Anyway, IMHO putting a cut-off on pressure makes no sense for concrete. Cracks occur as a result of tensile principal stresses and not pressure. I therefore decided to go the extra mile and formulate a tension cut-off on principal stress as well as on pressure.
Tension cut-off is also relevant for the study of soil bodies. Clay, for example, can accommodate tensile stress under short term loading. The reason is that clay is rather impermeable and water cannot easily drain from it. This means that in clay under tension the water prevents the clay matrix from expanding and therefore carries the tension as suction. In the long term, however, water will flow towards areas of suction and the soil loses its tensile strength. This is the reason cracks appear at the crest of earth dams and embankments.
So lets see how the trench responds with the two versions of tension cut-off (tensile strength = 0.0):
In the foreground the model with tension cut-off on pressure and in the background the model with tension cut off on principal stress. The failure modes are completely different. In the first a normal slip surface develops, but in the second the soil wedge slides and topples into the trench due to lack of tension tying it back to the "hinterland".
The limit loads for the two mechanisms are also completely different. The model with tension cut-off on pressure predicts a limit load which is only 2.9% below the failure load without tension cut-off:
However, the model with tension cut off on principal stress predicts a limit load which is 43% lower !
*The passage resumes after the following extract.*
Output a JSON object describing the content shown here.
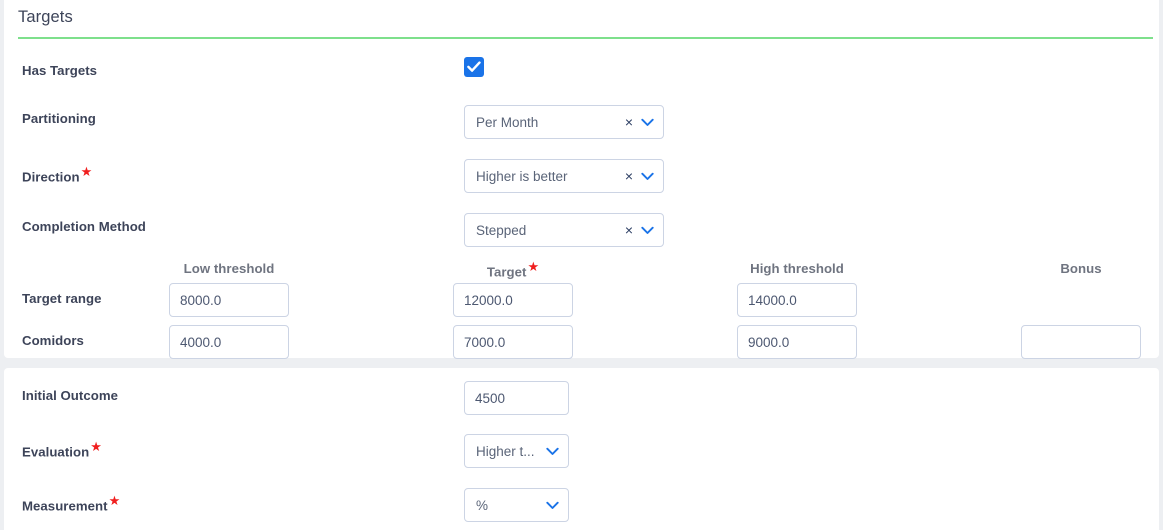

So a trench which is stable in the short term can easily collapse when drainage occurs.
Next step: reinforcement steel.